I crashed so hard in my soft bed before the alarm clock woke me up 2 hours later to shower, pack and leave. The trip to the bus station was one of the worst experiences of my life, completely self-inflicted, but nevertheless... utterly brutal. In hindsight I would have traded that feeling over and over again compared to what I would be feeling in an hour. Since this was Honduras, the buses went from a sort of futuristic jail. Barbed wire walkways led you into the bus station, where you were x-rayed, frisked, pushed into waiting rooms until your exact bus came, then hustled on like sheep through another barbed wire walkway. We were told the buses were bullet proof, which provided slight comfort since we were stopping in San Pedro Sula on the way (Topping the worlds most dangerous cities most years running).
What I hadn't realised (how could I) was that a bullet proof bus meant no windows at the front. The driver had a bulletproof wall behind him, and me being smart and wanting to see something chose the front seat which turned into a nauseating battle to keep from vomiting all over the place since I was mortally hungover, yet couldn't see where I was going either. I honestly threw up at least 5 times in my mouth and managed to swallow with dignity. It was the worst, well not the worst, but the second worst bus trip of my life. Ok third worst.
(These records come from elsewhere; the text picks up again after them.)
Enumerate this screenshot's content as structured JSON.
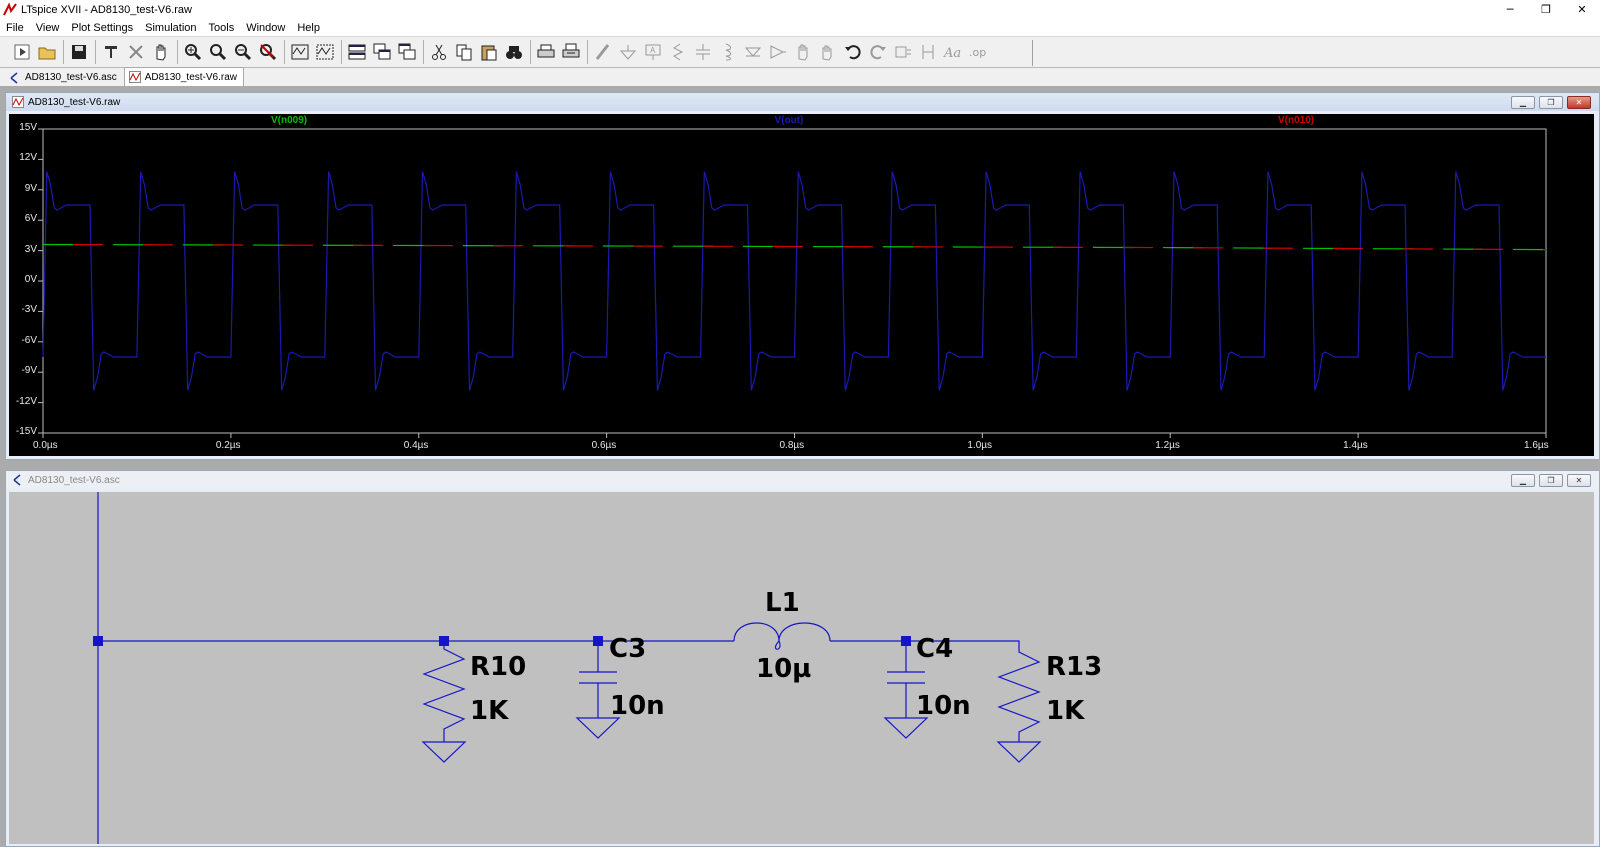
{
  "app": {
    "title": "LTspice XVII - AD8130_test-V6.raw",
    "controls": {
      "minimize": "─",
      "restore": "❐",
      "close": "✕"
    }
  },
  "menu": [
    "File",
    "View",
    "Plot Settings",
    "Simulation",
    "Tools",
    "Window",
    "Help"
  ],
  "toolbar": {
    "icons": [
      "run-icon",
      "open-icon",
      "save-icon",
      "control-panel-icon",
      "halt-icon",
      "pan-icon",
      "zoom-in-icon",
      "zoom-area-icon",
      "zoom-out-icon",
      "zoom-cancel-icon",
      "autorange-icon",
      "manual-limits-icon",
      "tile-horizontal-icon",
      "cascade-icon",
      "tile-vertical-icon",
      "cut-icon",
      "copy-icon",
      "paste-icon",
      "find-icon",
      "print-icon",
      "print-preview-icon",
      "wire-icon",
      "ground-icon",
      "label-icon",
      "resistor-icon",
      "capacitor-icon",
      "inductor-icon",
      "diode-icon",
      "component-icon",
      "move-icon",
      "drag-icon",
      "undo-icon",
      "redo-icon",
      "rotate-icon",
      "mirror-icon",
      "text-icon",
      "spice-directive-icon"
    ]
  },
  "tabs": [
    {
      "label": "AD8130_test-V6.asc",
      "active": false
    },
    {
      "label": "AD8130_test-V6.raw",
      "active": true
    }
  ],
  "plot_window": {
    "title": "AD8130_test-V6.raw"
  },
  "schematic_window": {
    "title": "AD8130_test-V6.asc",
    "components": [
      {
        "ref": "R10",
        "value": "1K"
      },
      {
        "ref": "C3",
        "value": "10n"
      },
      {
        "ref": "L1",
        "value": "10µ"
      },
      {
        "ref": "C4",
        "value": "10n"
      },
      {
        "ref": "R13",
        "value": "1K"
      }
    ]
  },
  "chart_data": {
    "type": "line",
    "title": "",
    "xlabel": "",
    "ylabel": "",
    "xlim": [
      0,
      1.6
    ],
    "ylim": [
      -15,
      15
    ],
    "x_ticks": [
      "0.0µs",
      "0.2µs",
      "0.4µs",
      "0.6µs",
      "0.8µs",
      "1.0µs",
      "1.2µs",
      "1.4µs",
      "1.6µs"
    ],
    "y_ticks": [
      "15V",
      "12V",
      "9V",
      "6V",
      "3V",
      "0V",
      "-3V",
      "-6V",
      "-9V",
      "-12V",
      "-15V"
    ],
    "grid": false,
    "background": "#000000",
    "series": [
      {
        "name": "V(n009)",
        "color": "#00c000",
        "x": [
          0,
          0.4,
          0.8,
          1.2,
          1.6
        ],
        "y": [
          3.6,
          3.5,
          3.4,
          3.3,
          3.1
        ]
      },
      {
        "name": "V(out)",
        "color": "#1a1ab0",
        "period_us": 0.1,
        "high_plateau": 7.5,
        "low_plateau": -7.5,
        "overshoot_peak": 10.8,
        "undershoot_peak": -10.8,
        "x": [
          0,
          0.005,
          0.015,
          0.03,
          0.05,
          0.055,
          0.065,
          0.08,
          0.1
        ],
        "y": [
          -7.5,
          10.8,
          7.2,
          7.5,
          7.5,
          -10.8,
          -7.2,
          -7.5,
          -7.5
        ]
      },
      {
        "name": "V(n010)",
        "color": "#d00000",
        "x": [
          0,
          0.4,
          0.8,
          1.2,
          1.6
        ],
        "y": [
          3.6,
          3.5,
          3.4,
          3.3,
          3.1
        ]
      }
    ]
  }
}
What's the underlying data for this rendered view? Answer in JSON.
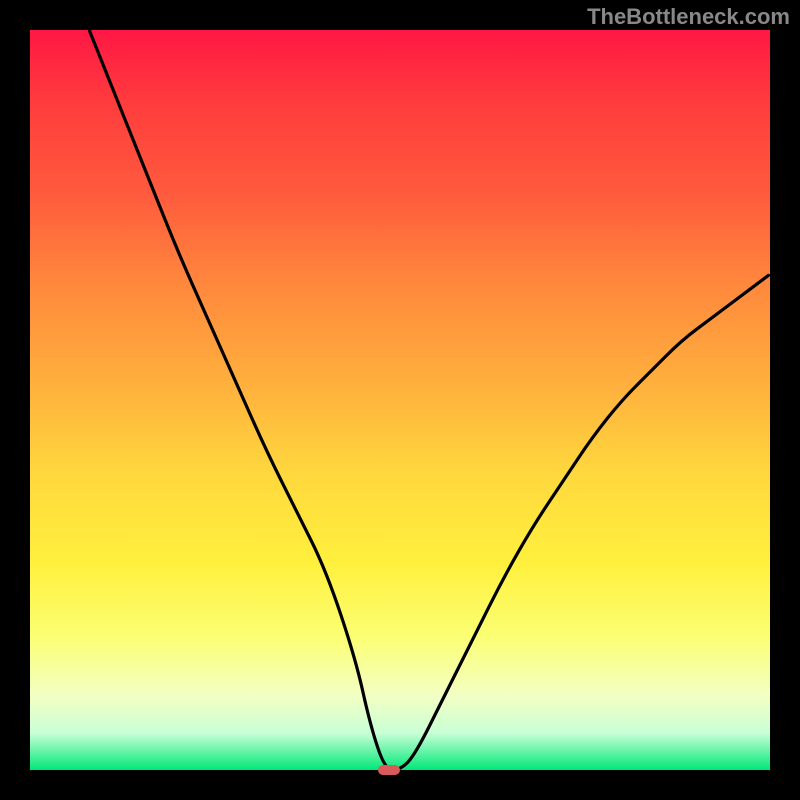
{
  "watermark": "TheBottleneck.com",
  "chart_data": {
    "type": "line",
    "title": "",
    "xlabel": "",
    "ylabel": "",
    "xlim": [
      0,
      100
    ],
    "ylim": [
      0,
      100
    ],
    "background_gradient": {
      "top_color": "#ff1744",
      "mid_color": "#ffd83d",
      "bottom_color": "#00e878"
    },
    "series": [
      {
        "name": "bottleneck-curve",
        "color": "#000000",
        "x": [
          8,
          12,
          16,
          20,
          24,
          28,
          32,
          36,
          40,
          44,
          46,
          48,
          50,
          52,
          56,
          60,
          64,
          68,
          72,
          76,
          80,
          84,
          88,
          92,
          96,
          100
        ],
        "y": [
          100,
          90,
          80,
          70,
          61,
          52,
          43,
          35,
          27,
          15,
          6,
          0,
          0,
          2,
          10,
          18,
          26,
          33,
          39,
          45,
          50,
          54,
          58,
          61,
          64,
          67
        ]
      }
    ],
    "marker": {
      "name": "optimal-point",
      "x": 48.5,
      "y": 0,
      "color": "#d85a5a"
    }
  }
}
FINALLY, after hitting another iron-gated bus station in San Pedro Sula to drop some people off and collect others, we arrived at the small cobblestone town of Copan. The ruins were glimpsed for a split second out of the bus window, heightening the expectation for tomorrow. We found cheap, comfortable accomodation and headed out for a fantastic meal at a gorgeous restaurant with private balconies and decent wine.
The morning came. Another 5 a.m. wake up, but this time by choice. It's always better to have these kinds of places to yourself for a few hours before the tour groups show up. We headed down to the office, bought tickets and filtered in to the park just as the sun was slowly rising over the tall trees. The next few hours were met with astonishment and utter magic. Statues, carvings, temples, ceremonial buildings, pyramids all poking out of growths in the jungle or cleared to preserve their vigour.
Andrei stayed at the first pyramid for an hour or so, reading every info-post and taking it all in. I split and headed to the back of the park where I could peacefully wander around at my own tempo without a single person annoying me. It was pure euphoria, to be in Honduras in such a sacred place, and have it all to yourself.
After a day filled with mysticism and wonder, bed called early, for a 4 hour (ended up being 8) van ride to Antigua lay in wait. Andrei and the French woman were heading east to try cross into Belize.
A few days later I got a facebook message that they succeeded. I smiled.
The Bitter Man
A backpacker by default since birth, have scanned almost 100 countries in the search for perfection and imperfection in equal measure.